(May, 2005)

Click on the photos to see full sized views of them.

Underway crossing the Gulf of Tehuanapec, an area renown for sudden high winds and waves that can blow small boats a hundred or more miles off shore.  Fortunately for us, other than a couple of squalls which only lasted a few hours each, we encountered no extreme weather during the crossing.

At times the cockpit gets cluttered during a passage.

Fields of agave plant (from which mescal is made) cling to the sides of the hills.  This photo was taken out of a bus window as we traveled from the coastal town of Huatulco to the inland city of Oaxaca.

A couple of men working on a roof.  It is surprising to see ox driven carts in common use in this area, even in the 21st century.

The atrium of our hotel in Oaxaca.

A view of the grounds of the church/monastary that holds a museum.

Dan examining some of the contents of the church's library, some volumes of which dated back to the 1500's.

Another view of the architectural splendor of the church complex.

This view shows the main entrance of the church, still in use today.  On the day we visited a funeral mass was taking place.

Not far away from Oaxaca was the ancient Tepotec/Mixtec site of Monte Alban.  To create this wonder of the pre European America, they first leveled off the entire top of a mountain, then built temples and other structures on top of it.  Here is a large ball court.

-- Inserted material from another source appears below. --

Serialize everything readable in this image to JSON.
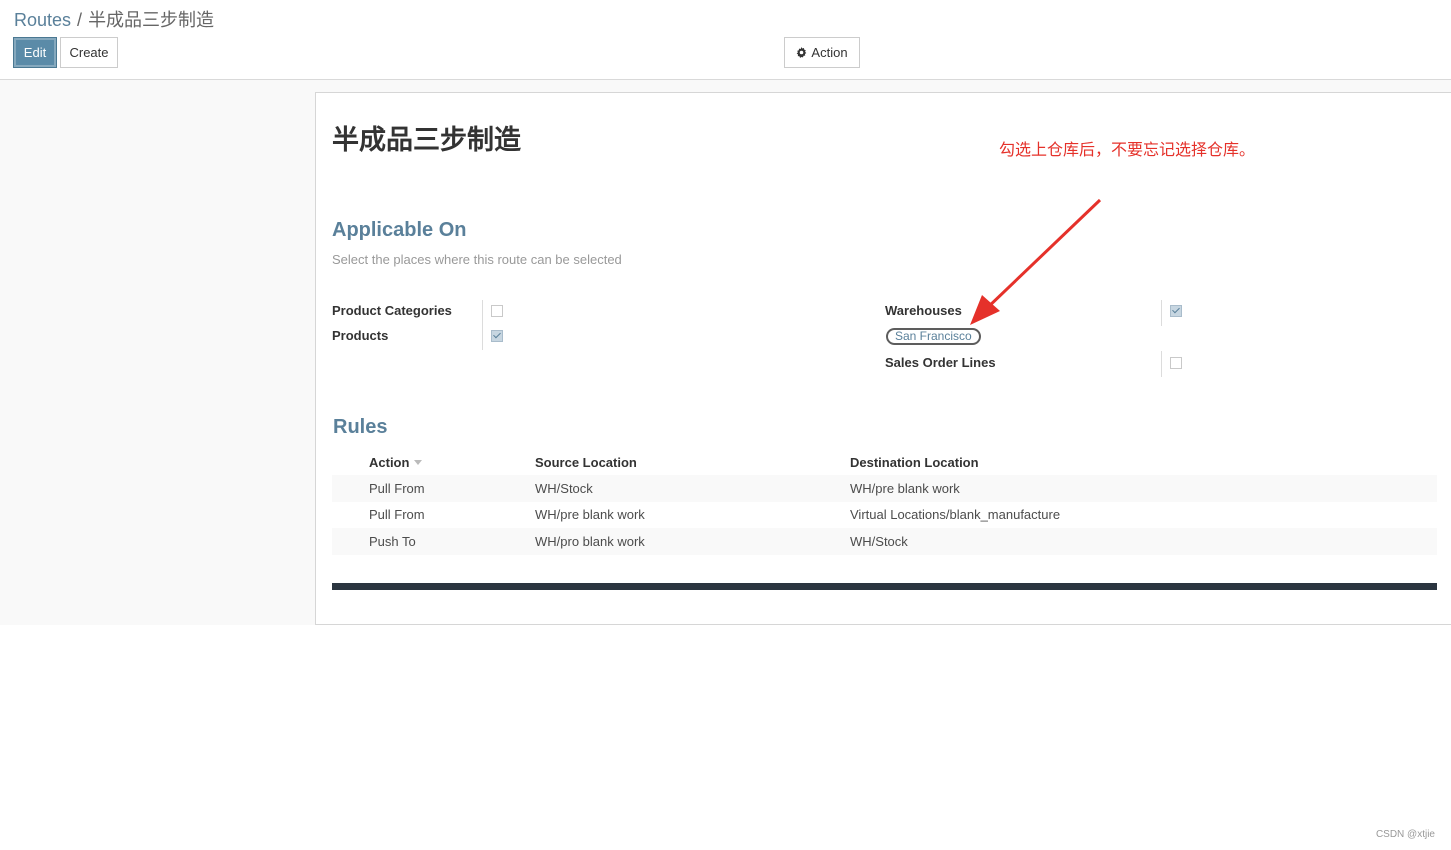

This view gives a sense of how large the site was and thus how much work had to be done in order to level off the top of the mountain.

Another overview of Monte Alban.  This one shows the leveling of the mountain even better than the last.

In a nearby town, we visited the shop of this local artisan who makes fantastic animal carvings, brightly painted.  In this photo she is signing one of her pieces for us.  The lizard now lives on one of the bulkheads of Tricia Jean.

Back at Huatulco, we sometimes had to make room for some larger boats.  This cruise ship dock was right next to the area available for anchoring

Looking in the other direction, there was a grim reminder that the holding in the anchorage at Huatulco was not the best.  This was taken from the deck of Tricia Jean at anchor in Huatulco.

There were numerous coves and small bays near Huatulco where we could get away from the hustle and bustle of the town and tourists.  In this cove, every morning, four horses would appear from somewhere to play in the surf for awhile before disappearing back into the brush.

Eventually, a good weather window arrived for crossing the Gulf of Tehuanapec and we were on the move again.  This photo, taken by Frank of Windsong, was taken off of the coast of Guatemala. We had met up with them to transfer some diesel to them (they had just about run out).